“First time I cry after the match. Actually big win for me,” she added. “It’s like it’s (the) final, it’s home, and you play against America. They won it 17 times. That’s why the emotions are coming really more. I didn’t feel it before.”
Decisive Sunday looms
The second and final day begins at 6 a.m. EST (3 a.m. PST) and will have both reverse singles and the doubles as the fifth rubber.
First up will be the battle between the two No. 1s – Vandeweghe and Sabalenka.
It will be loud, and feisty. And the fascinating dynamic will be to see how the relatively inexperienced Sabalenka reacts against an opponent who has a much more dynamic, cocky on-court presence in Vandweghe.
Then, with one of the squads up 2-1 and looking for one more victory to clinch, US captain Kathy Rinaldi has a decision to make.
Can Stephens, under the current conditions, take care of Sasnovich? Or does she substitute in Shelby Rogers or Alison Riske?
Both are solid; neither, obviously, have Stephens’s resumé.
And, in the case of a fifth and Cup-deciding doubles rubber, what happens then?
The U.S. are sorely missing the injured Bethanie Mattek-Sands, recovering from a serious knee injury suffered at Wimbledon. She’s one of the best doubles players in the world.
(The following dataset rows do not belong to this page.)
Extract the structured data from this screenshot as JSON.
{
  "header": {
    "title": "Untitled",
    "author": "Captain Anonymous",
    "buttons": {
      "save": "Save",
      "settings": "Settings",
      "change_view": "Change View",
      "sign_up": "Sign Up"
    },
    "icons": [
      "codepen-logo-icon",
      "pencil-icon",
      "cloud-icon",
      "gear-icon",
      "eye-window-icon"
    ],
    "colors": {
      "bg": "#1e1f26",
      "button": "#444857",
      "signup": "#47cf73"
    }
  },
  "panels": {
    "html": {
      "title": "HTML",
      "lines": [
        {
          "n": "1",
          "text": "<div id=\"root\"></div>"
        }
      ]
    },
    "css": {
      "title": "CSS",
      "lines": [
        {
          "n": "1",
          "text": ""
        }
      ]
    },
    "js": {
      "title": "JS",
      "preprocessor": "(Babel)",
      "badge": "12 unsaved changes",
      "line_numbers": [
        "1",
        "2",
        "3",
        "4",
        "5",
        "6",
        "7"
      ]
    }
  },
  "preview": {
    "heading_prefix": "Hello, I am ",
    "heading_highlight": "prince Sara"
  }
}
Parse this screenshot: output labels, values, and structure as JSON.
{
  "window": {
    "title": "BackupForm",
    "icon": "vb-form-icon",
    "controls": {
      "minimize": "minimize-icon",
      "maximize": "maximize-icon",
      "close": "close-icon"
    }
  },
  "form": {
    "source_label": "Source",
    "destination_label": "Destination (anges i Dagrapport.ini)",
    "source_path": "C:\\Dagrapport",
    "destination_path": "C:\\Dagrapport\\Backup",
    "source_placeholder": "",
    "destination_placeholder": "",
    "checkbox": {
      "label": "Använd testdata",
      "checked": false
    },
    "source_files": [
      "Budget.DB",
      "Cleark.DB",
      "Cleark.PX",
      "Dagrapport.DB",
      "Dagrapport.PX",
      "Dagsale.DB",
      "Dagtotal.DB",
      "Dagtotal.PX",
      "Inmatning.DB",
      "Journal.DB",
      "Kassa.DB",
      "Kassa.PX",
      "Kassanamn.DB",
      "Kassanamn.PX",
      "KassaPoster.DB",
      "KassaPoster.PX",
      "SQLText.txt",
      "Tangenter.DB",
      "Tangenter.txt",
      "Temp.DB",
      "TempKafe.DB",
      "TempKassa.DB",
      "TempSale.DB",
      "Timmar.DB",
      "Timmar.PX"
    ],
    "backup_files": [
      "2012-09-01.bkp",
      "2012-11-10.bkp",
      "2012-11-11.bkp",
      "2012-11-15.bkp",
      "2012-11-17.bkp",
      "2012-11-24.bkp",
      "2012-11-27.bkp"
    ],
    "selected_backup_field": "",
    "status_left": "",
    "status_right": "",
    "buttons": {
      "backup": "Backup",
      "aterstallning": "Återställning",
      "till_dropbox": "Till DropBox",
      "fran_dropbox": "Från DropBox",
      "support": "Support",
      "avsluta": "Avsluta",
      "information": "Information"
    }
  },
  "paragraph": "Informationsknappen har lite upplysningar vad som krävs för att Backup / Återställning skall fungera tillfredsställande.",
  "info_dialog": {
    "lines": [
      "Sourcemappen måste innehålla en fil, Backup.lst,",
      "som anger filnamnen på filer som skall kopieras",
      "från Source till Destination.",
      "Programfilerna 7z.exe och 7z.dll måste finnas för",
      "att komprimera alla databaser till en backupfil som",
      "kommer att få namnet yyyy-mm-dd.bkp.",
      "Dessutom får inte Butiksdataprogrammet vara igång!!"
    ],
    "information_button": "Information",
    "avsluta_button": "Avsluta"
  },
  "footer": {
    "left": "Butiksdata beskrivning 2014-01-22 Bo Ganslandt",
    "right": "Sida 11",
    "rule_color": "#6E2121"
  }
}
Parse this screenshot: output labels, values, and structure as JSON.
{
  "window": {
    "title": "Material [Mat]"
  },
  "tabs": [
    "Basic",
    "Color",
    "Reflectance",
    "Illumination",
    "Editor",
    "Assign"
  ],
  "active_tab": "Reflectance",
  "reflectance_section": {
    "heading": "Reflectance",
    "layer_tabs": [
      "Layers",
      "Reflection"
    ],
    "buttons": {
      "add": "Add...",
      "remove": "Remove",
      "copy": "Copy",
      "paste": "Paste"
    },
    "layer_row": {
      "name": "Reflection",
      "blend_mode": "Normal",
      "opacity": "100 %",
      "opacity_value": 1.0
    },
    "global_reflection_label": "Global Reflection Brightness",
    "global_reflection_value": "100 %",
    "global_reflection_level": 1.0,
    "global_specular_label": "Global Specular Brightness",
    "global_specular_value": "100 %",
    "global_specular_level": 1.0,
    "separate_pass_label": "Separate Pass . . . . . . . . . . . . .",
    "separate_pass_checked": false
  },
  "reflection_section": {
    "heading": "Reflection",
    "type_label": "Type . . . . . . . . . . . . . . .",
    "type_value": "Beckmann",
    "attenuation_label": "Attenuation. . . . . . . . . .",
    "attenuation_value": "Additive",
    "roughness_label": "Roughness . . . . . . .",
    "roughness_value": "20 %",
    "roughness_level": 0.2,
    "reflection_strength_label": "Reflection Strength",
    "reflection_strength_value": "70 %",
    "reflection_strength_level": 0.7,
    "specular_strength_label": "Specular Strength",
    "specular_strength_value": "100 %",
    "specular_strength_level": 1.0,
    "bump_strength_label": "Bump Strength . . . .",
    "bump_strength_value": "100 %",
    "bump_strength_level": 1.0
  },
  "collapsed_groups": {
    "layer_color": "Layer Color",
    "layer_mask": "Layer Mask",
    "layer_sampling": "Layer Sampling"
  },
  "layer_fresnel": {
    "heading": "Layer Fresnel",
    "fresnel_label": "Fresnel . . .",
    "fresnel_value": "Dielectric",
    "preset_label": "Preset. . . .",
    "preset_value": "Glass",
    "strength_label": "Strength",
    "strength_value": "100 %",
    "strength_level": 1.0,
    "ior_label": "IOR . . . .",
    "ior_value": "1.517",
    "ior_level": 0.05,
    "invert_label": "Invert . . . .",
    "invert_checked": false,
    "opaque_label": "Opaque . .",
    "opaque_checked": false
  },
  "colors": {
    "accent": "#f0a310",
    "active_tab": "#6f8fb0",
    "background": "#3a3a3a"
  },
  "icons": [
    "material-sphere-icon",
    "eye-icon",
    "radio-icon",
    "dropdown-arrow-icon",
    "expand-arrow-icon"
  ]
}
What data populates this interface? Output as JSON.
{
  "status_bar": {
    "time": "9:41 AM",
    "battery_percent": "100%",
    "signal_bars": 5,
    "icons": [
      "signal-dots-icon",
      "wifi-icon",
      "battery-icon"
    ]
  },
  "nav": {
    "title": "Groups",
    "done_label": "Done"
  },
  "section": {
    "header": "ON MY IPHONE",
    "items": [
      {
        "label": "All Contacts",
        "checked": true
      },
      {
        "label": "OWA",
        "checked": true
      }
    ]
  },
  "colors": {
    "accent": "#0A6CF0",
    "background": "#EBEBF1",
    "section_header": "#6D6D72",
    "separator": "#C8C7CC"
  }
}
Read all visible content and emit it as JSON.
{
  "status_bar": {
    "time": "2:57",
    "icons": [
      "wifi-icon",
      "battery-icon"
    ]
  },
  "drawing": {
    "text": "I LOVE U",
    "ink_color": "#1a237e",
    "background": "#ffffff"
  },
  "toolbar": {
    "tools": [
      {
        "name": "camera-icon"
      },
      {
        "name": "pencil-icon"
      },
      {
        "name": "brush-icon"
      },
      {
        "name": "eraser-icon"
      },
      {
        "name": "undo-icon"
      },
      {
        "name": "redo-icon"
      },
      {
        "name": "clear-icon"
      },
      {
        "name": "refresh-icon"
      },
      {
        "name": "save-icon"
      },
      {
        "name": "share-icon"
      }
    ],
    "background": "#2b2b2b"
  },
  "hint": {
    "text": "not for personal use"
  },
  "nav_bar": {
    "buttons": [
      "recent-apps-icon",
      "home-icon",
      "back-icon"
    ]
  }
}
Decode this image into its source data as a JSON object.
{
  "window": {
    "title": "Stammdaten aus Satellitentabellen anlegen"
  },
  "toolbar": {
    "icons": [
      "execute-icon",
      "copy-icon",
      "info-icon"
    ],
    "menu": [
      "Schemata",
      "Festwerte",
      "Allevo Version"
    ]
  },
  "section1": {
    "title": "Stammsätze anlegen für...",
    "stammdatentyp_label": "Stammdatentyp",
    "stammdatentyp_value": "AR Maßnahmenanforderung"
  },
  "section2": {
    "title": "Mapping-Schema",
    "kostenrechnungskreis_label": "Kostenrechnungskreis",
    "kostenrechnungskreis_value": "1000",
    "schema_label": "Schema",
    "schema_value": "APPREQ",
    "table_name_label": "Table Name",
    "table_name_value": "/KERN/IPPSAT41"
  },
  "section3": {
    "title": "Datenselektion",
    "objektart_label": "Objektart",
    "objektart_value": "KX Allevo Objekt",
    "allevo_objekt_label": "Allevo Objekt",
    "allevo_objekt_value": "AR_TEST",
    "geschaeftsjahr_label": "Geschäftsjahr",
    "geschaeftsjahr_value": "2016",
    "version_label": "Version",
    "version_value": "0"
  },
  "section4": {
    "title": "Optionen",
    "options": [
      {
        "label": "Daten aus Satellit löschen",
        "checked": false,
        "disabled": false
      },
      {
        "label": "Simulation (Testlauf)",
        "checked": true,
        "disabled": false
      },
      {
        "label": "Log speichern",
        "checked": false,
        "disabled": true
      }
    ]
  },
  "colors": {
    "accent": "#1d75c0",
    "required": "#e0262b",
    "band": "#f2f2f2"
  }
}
Vandeweghe has the best doubles ranking and the most big-event experience in doubles. She has a little experience with Riske, more with Rogers, with whom she played at Indian Wells and the US Open this year and won a $50,000 on grass back in 2015.
For Belarus, the options aren’t that great.
But they have never played together.
Marozava last played doubles in Fed Cup in 2013, but with Sasnovich.
— victoria azarenka (@vika7) November 11, 2017
How different would this tie look with a fit and match tough Victoria Azarenka playing for Belarus? It seemed, when the former No. 1 returned to action during the grass-court season this summer, that this is where we would be, five months later.
But because of her well-documented custody issues, it didn’t work out that way.
(Screenshots from the ITF’s Fed Cup streaming service)